“And I already know this about them, that’s why I protect the egregore!!”
Good, just trying to solve a mystery here, and you’re part of it.
The best friends are frenemies- these two had lots of fiery arguments
Benjamin declared that people like us had obligations only to our own kind and not to the rules of a society we repudiated. He said that my ideas of honesty… should be rejected totally.
Benjamin accused Scholem of an excessive “wholesomeness”.
I can’t think of a single Jew who is closer to Scholem than Benjamin in terms of the above antagonism.
Some probably see me as childishly naive for being so honest. No, you’re just trying to justify why you have embraced sin. You have no right to hate dirty people if you are one yourself. There is a coat of slime upon the globe and it is called “humanity”. One day the slime will part and an angel of light will rise out and be part of my life, this is my hope.
“Only communists are angels!” I think there’s something questionable lurking in the motivations of communists. An ill-will. They dress it up as being about loving, and maybe that is part of it, just not all of it. Confess!
Something ugly and hateful can be perceived there. Definitely a self-centeredness in many cases too. A greed of wanting more than they deserve. Only Normans can see this about them probably, since their thoughts are inescapably smothered by delusion. When I look at a communist I often see a spiteful, scowling midget. Typically a lazy temperament that is confined to the realm of the senses. Their cognitive inability to form abstractions explains their political perspective. “Abstractions, what are those?” You need to be able to think abstractly to even know what abstractions are, so…
Benjamin is brilliant, so they’re obviously not all like that, I just mean generally speaking, and especially in the case of women.
Anyway I think this symptom tells us something about Jewry
To me, communism in its Marxist form constituted the diametrically opposite position to the anarchistic convictions that Benjamin and I hitherto had shared politically.
If they’re not communists they’re anarchists who are friends with communists. Some exceptions exist, just not enough to matter. Further, “reactionary Jews” simply have another style of erosion. The reason they don’t have their own country is because they can never get out of that “mode” which seeks to “chip away”.
Back to the topic here- it’s not just Scholem having an affinity with Benjamin that is intriguing, it’s also the other way around that should be contemplated
I was bound to appear as the more secure person, a man who had been guided by a more accurately functioning compass in his absorption in Jewish studies. At the same time [Benjamin] was greatly taken with what I had to tell him about my studies

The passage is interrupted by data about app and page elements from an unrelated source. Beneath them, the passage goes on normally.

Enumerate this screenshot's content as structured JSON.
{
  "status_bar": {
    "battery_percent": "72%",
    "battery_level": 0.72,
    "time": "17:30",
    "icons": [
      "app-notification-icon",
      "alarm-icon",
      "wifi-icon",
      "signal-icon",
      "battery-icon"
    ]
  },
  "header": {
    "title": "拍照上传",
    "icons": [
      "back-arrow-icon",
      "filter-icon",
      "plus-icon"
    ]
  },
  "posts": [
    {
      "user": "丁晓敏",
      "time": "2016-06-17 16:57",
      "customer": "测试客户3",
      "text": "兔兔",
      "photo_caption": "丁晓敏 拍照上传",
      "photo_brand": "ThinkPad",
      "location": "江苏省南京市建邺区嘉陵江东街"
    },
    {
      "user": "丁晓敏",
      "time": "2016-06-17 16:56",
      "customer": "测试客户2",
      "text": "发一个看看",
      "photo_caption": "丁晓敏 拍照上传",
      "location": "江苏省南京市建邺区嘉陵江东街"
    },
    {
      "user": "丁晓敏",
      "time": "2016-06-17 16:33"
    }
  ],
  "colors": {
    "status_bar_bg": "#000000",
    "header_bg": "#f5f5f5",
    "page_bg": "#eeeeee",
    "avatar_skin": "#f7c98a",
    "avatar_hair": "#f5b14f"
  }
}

I have no doubt that if a typical libberrull read Luzzatto or other Kabbalists they’d find “soul food”. Whereas someone like me grimaces at the presuppositions.
Way too many symptoms in this memoir
Benjamin was the first person I told about a very surprising discovery I had made: Sabbatian theology
I just want to ask a communist reading this if they have pure intentions. Maybe they do, I just don’t think they do. Ask yourself.
How to say this… It’s like someone who got third place in a contest trashing the one who won first place, and saying they are actually the ones who deserve first place, even when it is clearly obvious they don’t.
Just more symptoms
We remained at odds, but Benjamin’s championship of Brecht did impress me; [however] I was not ready to believe in Marxism
Contrast Scholem here with the nature of Strauss- the latter was not the kind of person who would be “buddy buddy” with a communist. And recall in a late letter that Scholem reproached Strauss for being a pagan and essentially anti-Jewish. What I’m trying to get at here is that someone thoroughly steeped in the Jewish tradition (which is an understatement in regard to Scholem) was able to have a grand old time for years with a card-carrying communist.